EXERCISE — When you reach the line with "Convert this screenshot", start repeating the lines exactly and keep going to the end of the records, but drop every picture.

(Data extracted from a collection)
Segment Open
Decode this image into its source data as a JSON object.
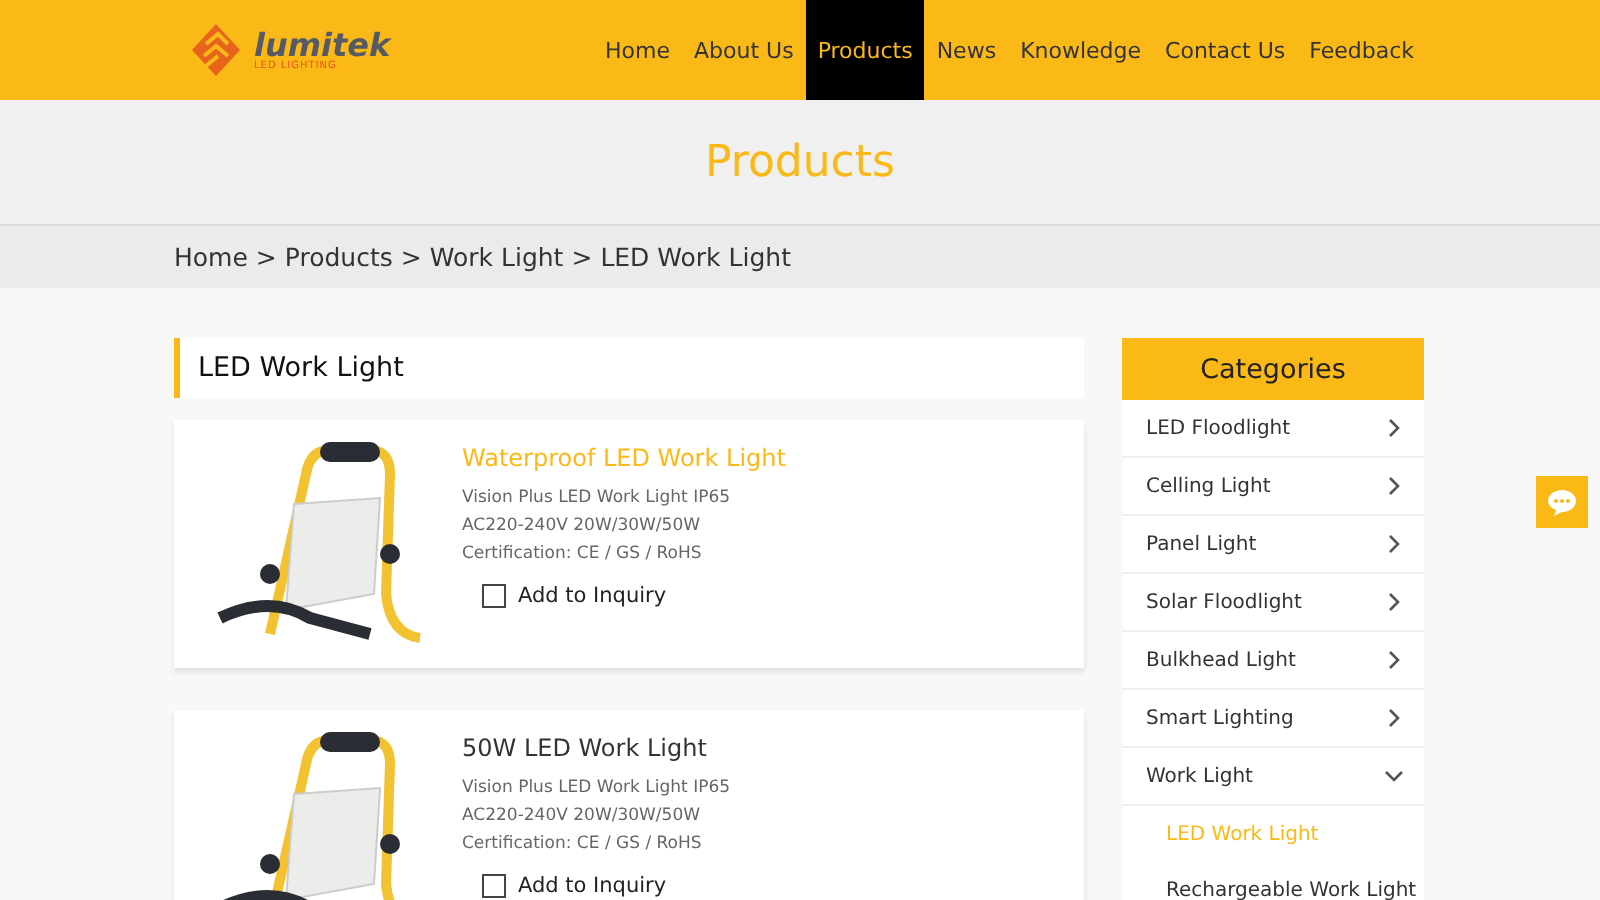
{
  "logo": {
    "name": "lumitek",
    "tagline": "LED LIGHTING"
  },
  "nav": [
    {
      "label": "Home",
      "selected": false
    },
    {
      "label": "About Us",
      "selected": false
    },
    {
      "label": "Products",
      "selected": true
    },
    {
      "label": "News",
      "selected": false
    },
    {
      "label": "Knowledge",
      "selected": false
    },
    {
      "label": "Contact Us",
      "selected": false
    },
    {
      "label": "Feedback",
      "selected": false
    }
  ],
  "banner": {
    "title": "Products"
  },
  "breadcrumb": {
    "separator": ">",
    "items": [
      "Home",
      "Products",
      "Work Light",
      "LED Work Light"
    ]
  },
  "section_title": "LED Work Light",
  "products": [
    {
      "title": "Waterproof LED Work Light",
      "highlighted": true,
      "lines": [
        "Vision Plus LED Work Light IP65",
        "AC220-240V 20W/30W/50W",
        "Certification: CE / GS / RoHS"
      ],
      "inquiry": {
        "label": "Add to Inquiry",
        "checked": false
      }
    },
    {
      "title": "50W LED Work Light",
      "highlighted": false,
      "lines": [
        "Vision Plus LED Work Light IP65",
        "AC220-240V 20W/30W/50W",
        "Certification: CE / GS / RoHS"
      ],
      "inquiry": {
        "label": "Add to Inquiry",
        "checked": false
      }
    }
  ],
  "sidebar": {
    "title": "Categories",
    "items": [
      {
        "label": "LED Floodlight",
        "expanded": false
      },
      {
        "label": "Celling Light",
        "expanded": false
      },
      {
        "label": "Panel Light",
        "expanded": false
      },
      {
        "label": "Solar Floodlight",
        "expanded": false
      },
      {
        "label": "Bulkhead Light",
        "expanded": false
      },
      {
        "label": "Smart Lighting",
        "expanded": false
      },
      {
        "label": "Work Light",
        "expanded": true,
        "children": [
          {
            "label": "LED Work Light",
            "selected": true
          },
          {
            "label": "Rechargeable Work Light",
            "selected": false
          }
        ]
      }
    ]
  }
}
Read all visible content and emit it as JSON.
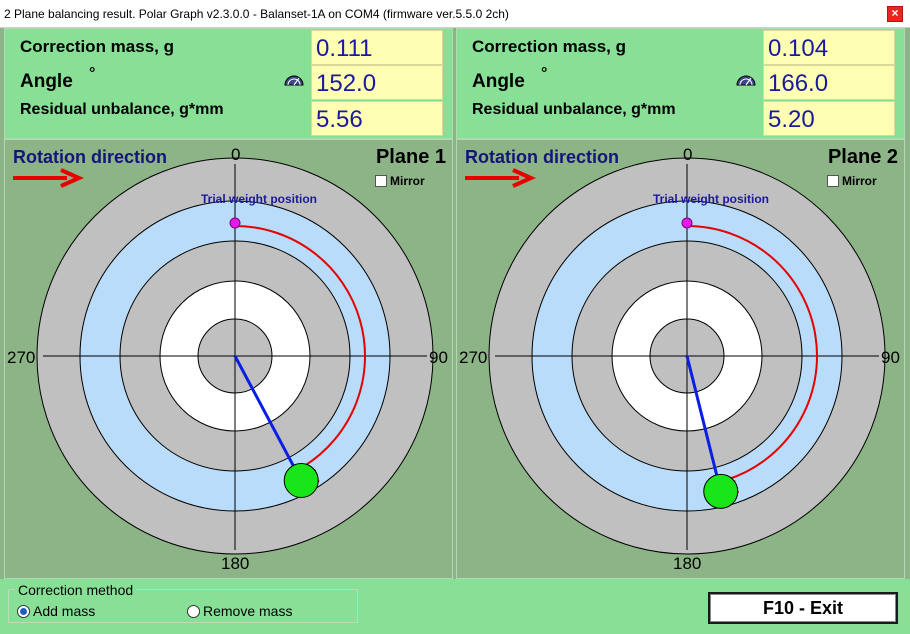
{
  "window": {
    "title": "2 Plane balancing result. Polar Graph v2.3.0.0 - Balanset-1A on COM4 (firmware ver.5.5.0 2ch)",
    "close_glyph": "×"
  },
  "labels": {
    "correction_mass": "Correction mass, g",
    "angle": "Angle",
    "degree_sign": "°",
    "residual_unbalance": "Residual unbalance, g*mm",
    "rotation_direction": "Rotation direction",
    "mirror": "Mirror",
    "trial_weight_position": "Trial weight position"
  },
  "ticks": {
    "top": "0",
    "right": "90",
    "bottom": "180",
    "left": "270"
  },
  "planes": [
    {
      "title": "Plane 1",
      "correction_mass": "0.111",
      "angle": "152.0",
      "residual_unbalance": "5.56",
      "angle_deg": 152,
      "magnitude_frac": 0.91
    },
    {
      "title": "Plane 2",
      "correction_mass": "0.104",
      "angle": "166.0",
      "residual_unbalance": "5.20",
      "angle_deg": 166,
      "magnitude_frac": 0.9
    }
  ],
  "correction_method": {
    "legend": "Correction method",
    "options": [
      {
        "label": "Add mass",
        "checked": true
      },
      {
        "label": "Remove mass",
        "checked": false
      }
    ]
  },
  "exit_button": {
    "label": "F10 - Exit"
  },
  "colors": {
    "ring_outer": "#c0c0c0",
    "ring_blue": "#b9dcfa",
    "ring_white": "#ffffff",
    "vector": "#0a1ee6",
    "arc": "#e60000",
    "mass_marker": "#19e619",
    "trial_marker": "#e619e6"
  }
}
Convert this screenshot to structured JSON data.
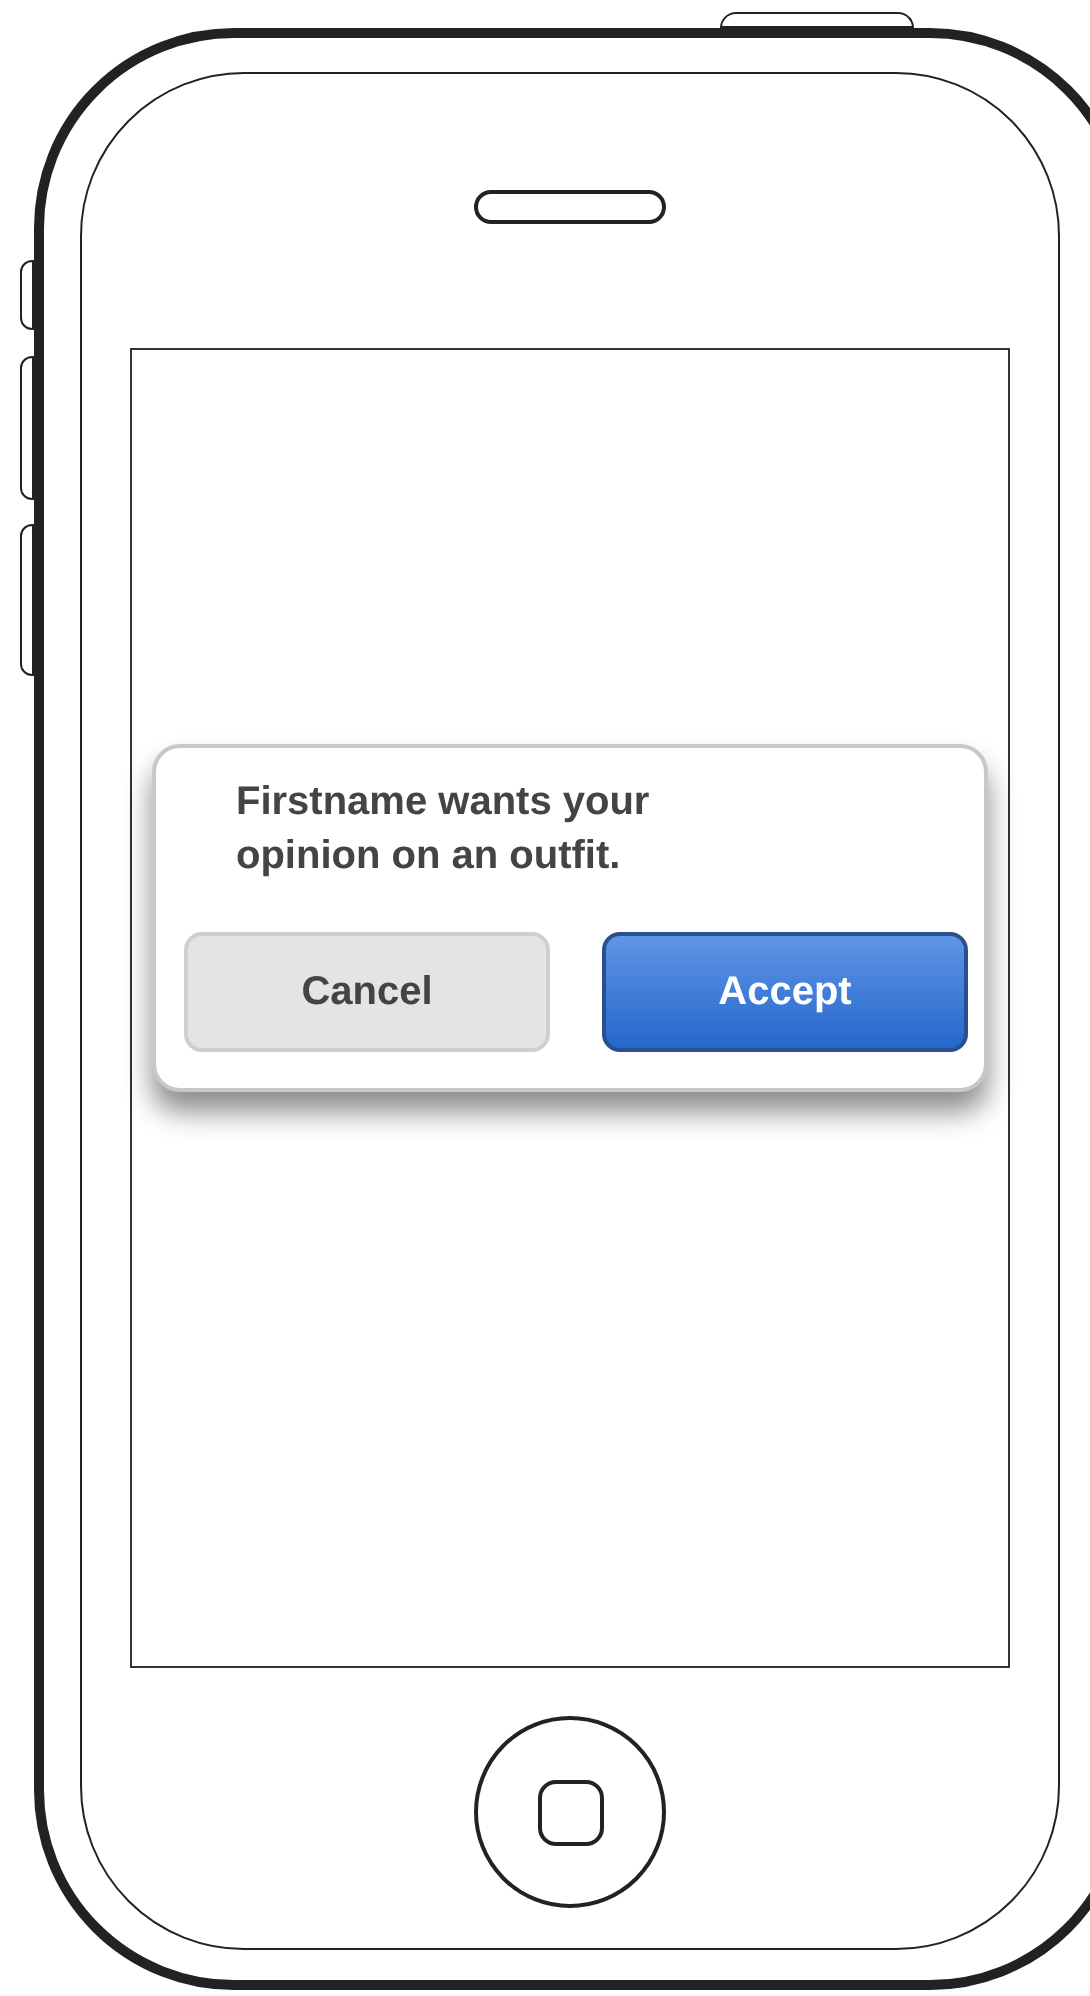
{
  "dialog": {
    "message": "Firstname wants your opinion on an outfit.",
    "buttons": [
      {
        "label": "Cancel",
        "kind": "secondary"
      },
      {
        "label": "Accept",
        "kind": "primary"
      }
    ]
  }
}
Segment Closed
SOLUTION FOR THIS TASK —
Convert this screenshot to structured JSON data.
{
  "dialog": {
    "message": "Firstname wants your opinion on an outfit.",
    "buttons": [
      {
        "label": "Cancel",
        "kind": "secondary"
      },
      {
        "label": "Accept",
        "kind": "primary"
      }
    ]
  }
}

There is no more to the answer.